### Introduction to Hyperbolic Geometry

First review Dr. Sarah's Notes on Gauss. Notice that if Playfair's postulate is false (and it is not always possible to draw exactly one line through the given point parallel to the line) then there are 2 possibilities:
1. spherical geometry - There is some point and line so that there are no parallels.

Notice that number 1. holds in spherical geometry because any two "lines" (ie great circles) intersect at 2 points - at opposite points on the sphere. Hence I can't find any non-intersecting great circles on the sphere and so there are no parallels on the sphere (recall that non-equator latitudes are not shortest distance paths so they are not considered to be "lines".)

2. hyperbolic geometry - There is some point and line so that there are at least 2 parallels.

We are going to work our way towards number 2. Next week we will see real-life applications of hyperbolic geometry.

For the remainder of lab today, you will begin to explore hyperbolic geometry. The following picture shows a model of hyperbolic geometry called the Poincare disk model. Imagine yourself at the center of the white disk and imagine this as a bowl that curves away from you. The blue circle that encloses the disk is actually supposed to be infinitely far away from you. Hence, while this model looks like it is a flat disk, it really is not, and so the geometry is different too. We see three points, G, H and I. To the left of the model, I've measured the sum of the angles of the resulting hyperbolic triangle. We see that this sum is 87.485 degrees! The following file is an interactive version of the model. Drag the points H, G and I around to see what happens to the sum of the angles in the resulting hyperbolic triangle.
Interactive Poincare disk angle sum
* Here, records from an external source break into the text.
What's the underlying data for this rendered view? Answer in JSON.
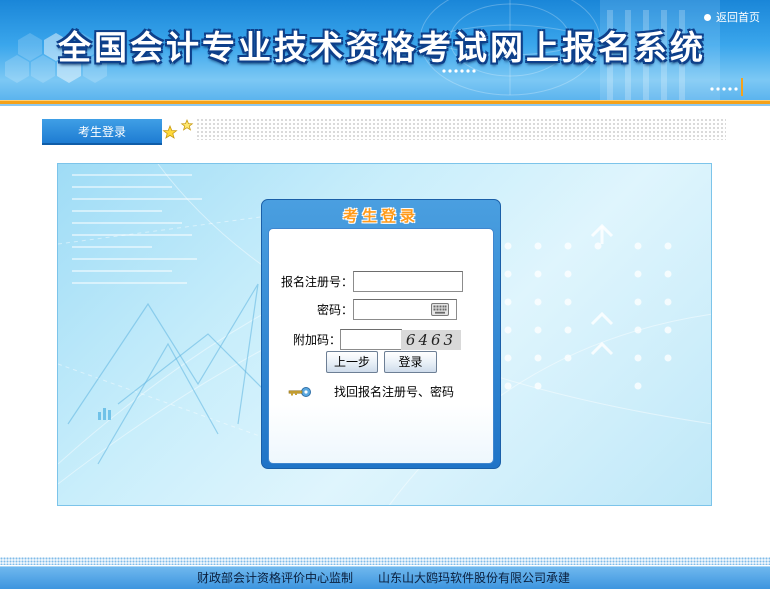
{
  "header": {
    "title": "全国会计专业技术资格考试网上报名系统",
    "home_link": "返回首页"
  },
  "tab": {
    "label": "考生登录"
  },
  "login": {
    "title": "考生登录",
    "reg_no_label": "报名注册号：",
    "reg_no_value": "",
    "password_label": "密码：",
    "password_value": "",
    "captcha_label": "附加码：",
    "captcha_value": "",
    "captcha_image_text": "6463",
    "prev_button": "上一步",
    "login_button": "登录",
    "recover_link": "找回报名注册号、密码"
  },
  "footer": {
    "supervisor": "财政部会计资格评价中心监制",
    "builder": "山东山大鸥玛软件股份有限公司承建"
  },
  "colors": {
    "brand_blue": "#1f74c7",
    "accent_orange": "#f5a21b",
    "login_title_orange": "#ff9a1a"
  }
}
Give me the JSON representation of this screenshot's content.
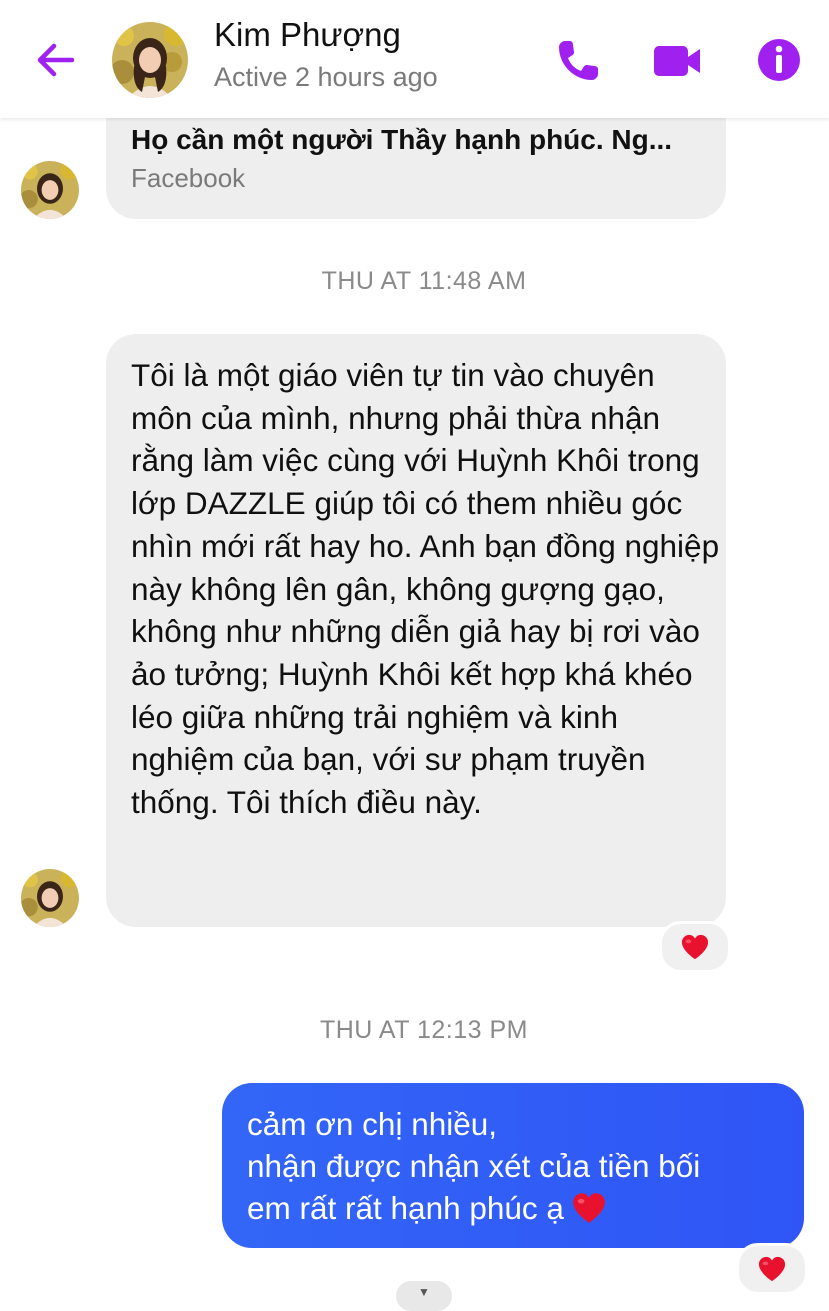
{
  "header": {
    "contact_name": "Kim Phượng",
    "status": "Active 2 hours ago",
    "accent_color": "#a020f0"
  },
  "messages": {
    "link_preview": {
      "title": "Họ cần một người Thầy hạnh phúc. Ng...",
      "source": "Facebook"
    },
    "timestamp_1": "THU AT 11:48 AM",
    "received_text": "Tôi là một giáo viên tự tin vào chuyên môn của mình, nhưng phải thừa nhận rằng làm việc cùng với Huỳnh Khôi trong lớp DAZZLE giúp tôi có them nhiều góc nhìn mới rất hay ho. Anh bạn đồng nghiệp này không lên gân, không gượng gạo, không như những diễn giả hay bị rơi vào ảo tưởng; Huỳnh Khôi kết hợp khá khéo léo giữa những trải nghiệm và kinh nghiệm của bạn, với sư phạm truyền thống. Tôi thích điều này.",
    "timestamp_2": "THU AT 12:13 PM",
    "sent_text": {
      "line1": "cảm ơn chị nhiều,",
      "line2": "nhận được nhận xét của tiền bối",
      "line3": "em rất rất hạnh phúc ạ"
    },
    "sent_bubble_color": "#3366f7",
    "reaction_icon": "red-heart-icon"
  }
}
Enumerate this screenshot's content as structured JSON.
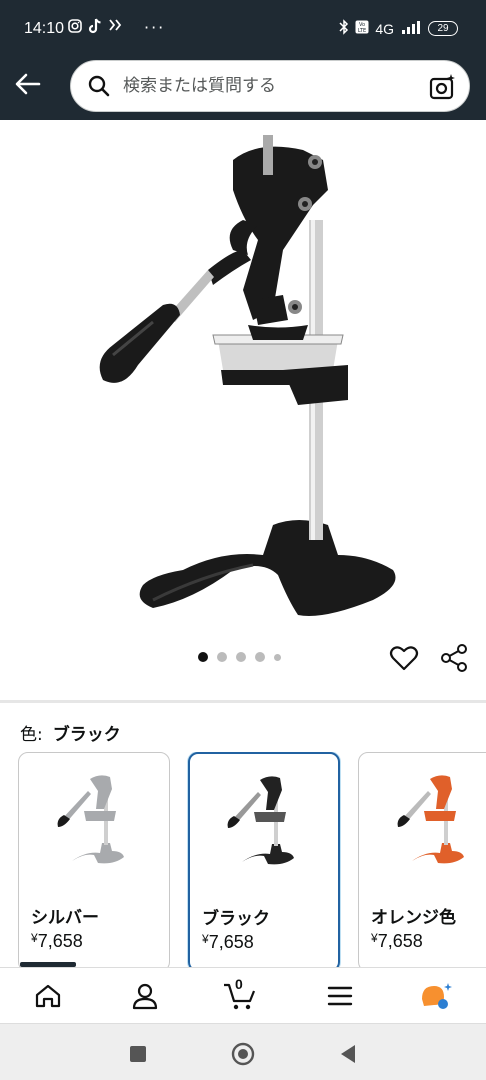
{
  "status_bar": {
    "time": "14:10",
    "dots": "···",
    "network": "4G",
    "battery": "29"
  },
  "header": {
    "search_placeholder": "検索または質問する"
  },
  "carousel": {
    "total": 5,
    "active_index": 0
  },
  "color_selector": {
    "label": "色:",
    "selected": "ブラック"
  },
  "variants": [
    {
      "name": "シルバー",
      "currency": "¥",
      "price": "7,658",
      "color": "#a8aaad",
      "selected": false
    },
    {
      "name": "ブラック",
      "currency": "¥",
      "price": "7,658",
      "color": "#222222",
      "selected": true
    },
    {
      "name": "オレンジ色",
      "currency": "¥",
      "price": "7,658",
      "color": "#e0602a",
      "selected": false
    }
  ],
  "bottom_nav": {
    "cart_count": "0",
    "items": [
      "home-icon",
      "account-icon",
      "cart-icon",
      "menu-icon",
      "rufus-icon"
    ]
  },
  "colors": {
    "header_bg": "#1f2a33",
    "selected_border": "#2162a1",
    "rufus_orange": "#f7902f",
    "rufus_blue": "#2d7fd2"
  }
}
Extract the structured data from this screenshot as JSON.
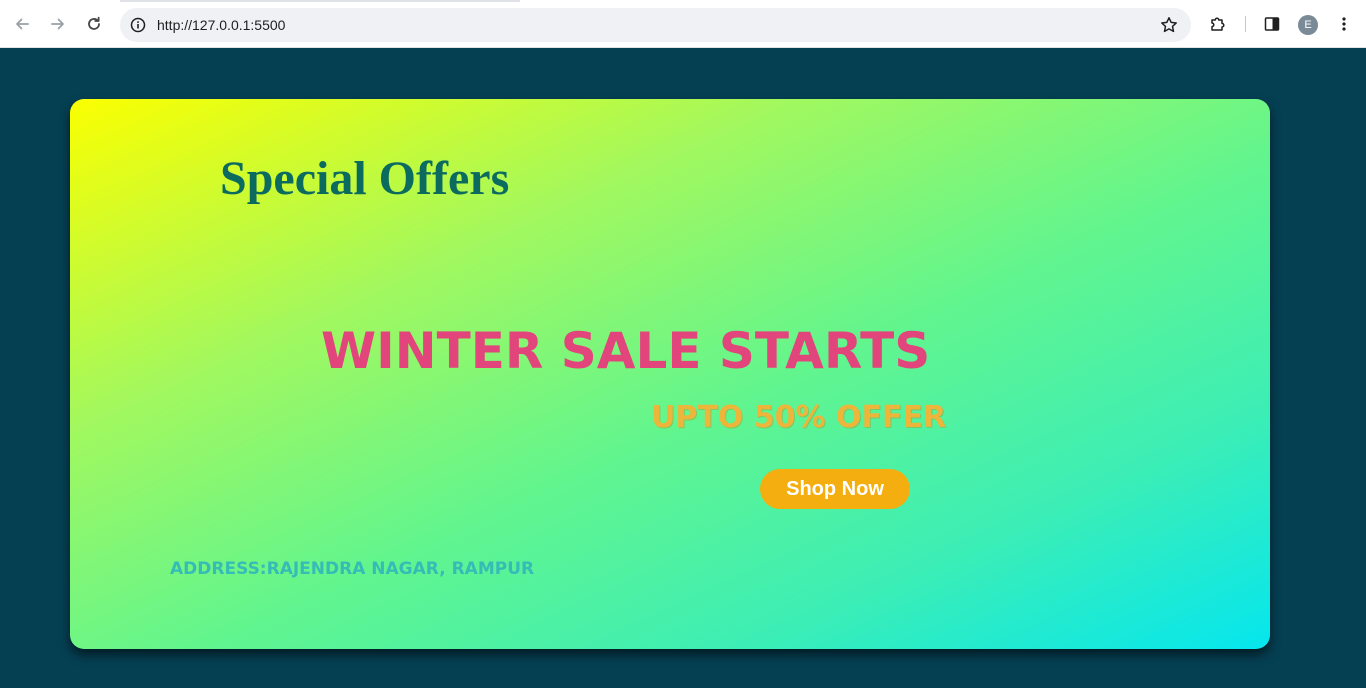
{
  "browser": {
    "url": "http://127.0.0.1:5500",
    "profile_initial": "E",
    "icons": {
      "back": "arrow-left-icon",
      "forward": "arrow-right-icon",
      "reload": "reload-icon",
      "site_info": "info-icon",
      "bookmark": "star-icon",
      "extensions": "puzzle-icon",
      "side_panel": "side-panel-icon",
      "menu": "kebab-menu-icon"
    }
  },
  "page": {
    "background_color": "#053f52",
    "card": {
      "title": "Special Offers",
      "headline": "WINTER SALE STARTS",
      "offer": "UPTO 50% OFFER",
      "button_label": "Shop Now",
      "address": "ADDRESS:RAJENDRA NAGAR, RAMPUR",
      "colors": {
        "title": "#0c6b5f",
        "headline": "#e2447c",
        "offer": "#edb63a",
        "button": "#f4ae0f",
        "address": "#36bcb6",
        "gradient_start": "#fbff00",
        "gradient_end": "#05e6ee"
      }
    }
  }
}
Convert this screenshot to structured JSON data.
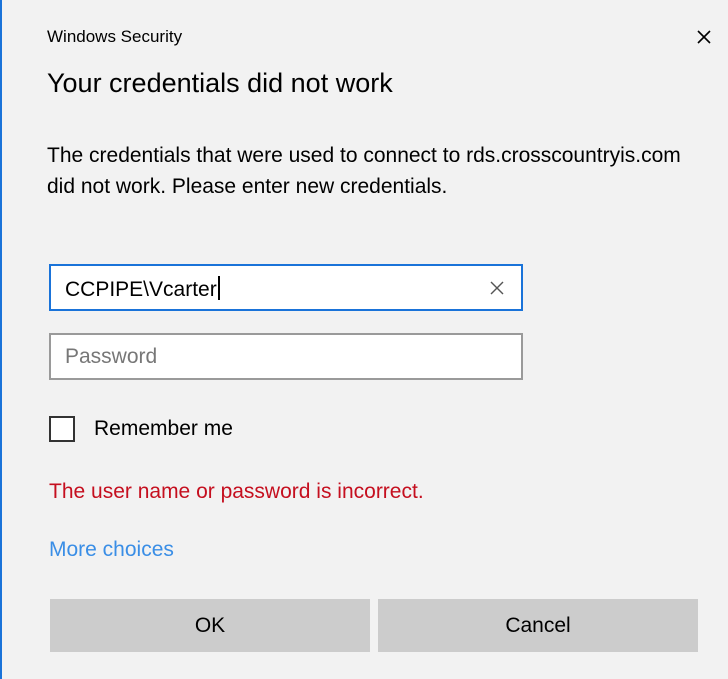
{
  "window": {
    "caption": "Windows Security",
    "close_icon": "close-icon"
  },
  "dialog": {
    "heading": "Your credentials did not work",
    "message": "The credentials that were used to connect to rds.crosscountryis.com did not work. Please enter new credentials."
  },
  "username": {
    "value": "CCPIPE\\Vcarter",
    "clear_icon": "clear-icon"
  },
  "password": {
    "value": "",
    "placeholder": "Password"
  },
  "remember": {
    "label": "Remember me",
    "checked": false
  },
  "error": {
    "text": "The user name or password is incorrect."
  },
  "links": {
    "more_choices": "More choices"
  },
  "buttons": {
    "ok": "OK",
    "cancel": "Cancel"
  },
  "colors": {
    "accent": "#1a73d9",
    "error": "#c50f1f",
    "link": "#3a8ee6",
    "button_bg": "#cccccc",
    "dialog_bg": "#f2f2f2"
  }
}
Question 1 How large can the sum of the angles of a hyperbolic triangle get?

Question 2 What kind of triangle results in a large angle sum? Explain why this makes sense by using the visualization of this model (above) and an argument similar to the one we made to explain why small spherical triangles have angle sums close to 180 degrees.

Question 3 How small can the sum of the angles of a hyperbolic triangle get?

The following picture shows the Poincare disk model with three points X, Y and Z. I have measured angle XYZ and m shows me that the measure of this angle is about 90 degrees. Hence XYZ forms a right triangle with XZ as the hypotenuse. I then calculated XY2 + YZ2 and compared it to XZ 2 to see whether the Pythagorean theorem holds in this model. We see that for this triangle XY2 + YZ2 - XZ2 = -.335 and so we see that XY2 + YZ2 < XZ2 by .335. Hence the Pythagorean theorem does not hold for this triangle in this model. The following file is an interactive version of the model. Interactive Poincare Disk Pythagorean theorem

Question 1: Drag the points to make a small right triangle. Be sure that the points don't touch and be sure that the angle (m) is about 90 degrees.
Part a: What is the measure of the angle?
Part b: What is XY2 + YZ2 - XZ2?

Question 2: Drag the points to make a large right triangle and be sure that the angle (m) is about 90 degrees.
Part a: What is the measure of the angle?
Part b: What is XY2 + YZ2 - XZ2?

Question 3: Given this model, why does it make sense that for small right hyperbolic triangles the calculation XY2 + YZ2 - XZ2 is closer to 0 than is the same calculation for large right hyperbolic triangles?